### Work order
Find every line in the records below that holds the word "Voters", and copy each one.

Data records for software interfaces
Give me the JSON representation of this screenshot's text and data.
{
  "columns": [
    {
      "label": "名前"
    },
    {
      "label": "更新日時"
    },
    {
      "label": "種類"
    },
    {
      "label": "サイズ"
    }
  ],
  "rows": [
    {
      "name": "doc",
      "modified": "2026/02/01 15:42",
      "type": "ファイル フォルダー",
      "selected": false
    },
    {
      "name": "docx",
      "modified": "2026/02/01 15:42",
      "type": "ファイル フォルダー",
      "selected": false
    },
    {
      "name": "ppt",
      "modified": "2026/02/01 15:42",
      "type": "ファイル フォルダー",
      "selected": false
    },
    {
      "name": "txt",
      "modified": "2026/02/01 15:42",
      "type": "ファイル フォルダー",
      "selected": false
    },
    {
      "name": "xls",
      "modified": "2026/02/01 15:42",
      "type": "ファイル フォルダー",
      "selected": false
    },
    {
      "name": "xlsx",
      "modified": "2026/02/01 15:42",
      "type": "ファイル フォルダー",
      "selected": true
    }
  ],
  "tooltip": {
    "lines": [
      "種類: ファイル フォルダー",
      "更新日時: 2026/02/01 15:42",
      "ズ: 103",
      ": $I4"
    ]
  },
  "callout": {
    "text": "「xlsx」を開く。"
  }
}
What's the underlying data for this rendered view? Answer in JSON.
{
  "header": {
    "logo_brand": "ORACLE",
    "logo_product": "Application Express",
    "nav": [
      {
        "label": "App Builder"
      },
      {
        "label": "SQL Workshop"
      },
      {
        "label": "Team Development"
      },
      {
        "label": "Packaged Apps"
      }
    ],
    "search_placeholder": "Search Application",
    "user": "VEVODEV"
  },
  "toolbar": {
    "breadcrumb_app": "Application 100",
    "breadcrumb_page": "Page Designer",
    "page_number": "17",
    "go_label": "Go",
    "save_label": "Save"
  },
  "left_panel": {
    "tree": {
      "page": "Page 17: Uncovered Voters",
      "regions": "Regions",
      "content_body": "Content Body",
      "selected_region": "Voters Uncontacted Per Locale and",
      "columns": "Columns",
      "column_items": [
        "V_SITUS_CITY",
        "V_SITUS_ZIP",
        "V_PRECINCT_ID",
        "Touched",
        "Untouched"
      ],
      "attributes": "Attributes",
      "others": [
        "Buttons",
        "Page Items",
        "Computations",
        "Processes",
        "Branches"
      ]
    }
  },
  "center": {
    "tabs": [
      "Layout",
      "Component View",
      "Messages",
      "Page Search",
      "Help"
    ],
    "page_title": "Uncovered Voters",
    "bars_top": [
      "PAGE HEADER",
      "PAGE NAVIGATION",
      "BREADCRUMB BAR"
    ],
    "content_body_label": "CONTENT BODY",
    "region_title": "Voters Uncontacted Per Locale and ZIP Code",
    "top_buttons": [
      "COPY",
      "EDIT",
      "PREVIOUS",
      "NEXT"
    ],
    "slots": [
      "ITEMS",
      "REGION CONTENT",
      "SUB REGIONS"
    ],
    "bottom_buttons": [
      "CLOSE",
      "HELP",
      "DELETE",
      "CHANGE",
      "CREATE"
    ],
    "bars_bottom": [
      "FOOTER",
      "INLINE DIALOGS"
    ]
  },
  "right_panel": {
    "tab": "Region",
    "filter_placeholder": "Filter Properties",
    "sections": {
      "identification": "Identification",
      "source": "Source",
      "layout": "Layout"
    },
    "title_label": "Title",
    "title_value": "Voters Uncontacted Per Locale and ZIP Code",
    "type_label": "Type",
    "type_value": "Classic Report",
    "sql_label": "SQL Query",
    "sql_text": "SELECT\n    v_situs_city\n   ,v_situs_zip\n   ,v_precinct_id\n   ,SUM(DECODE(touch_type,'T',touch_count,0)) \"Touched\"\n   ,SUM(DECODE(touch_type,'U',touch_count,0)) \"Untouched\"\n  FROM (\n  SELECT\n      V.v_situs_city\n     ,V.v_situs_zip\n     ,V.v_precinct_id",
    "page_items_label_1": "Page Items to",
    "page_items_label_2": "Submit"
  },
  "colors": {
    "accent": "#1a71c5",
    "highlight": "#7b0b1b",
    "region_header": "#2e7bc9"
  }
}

### Result of this task
      "page": "Page 17: Uncovered Voters",
      "selected_region": "Voters Uncontacted Per Locale and",
    "page_title": "Uncovered Voters",
    "region_title": "Voters Uncontacted Per Locale and ZIP Code",
    "title_value": "Voters Uncontacted Per Locale and ZIP Code",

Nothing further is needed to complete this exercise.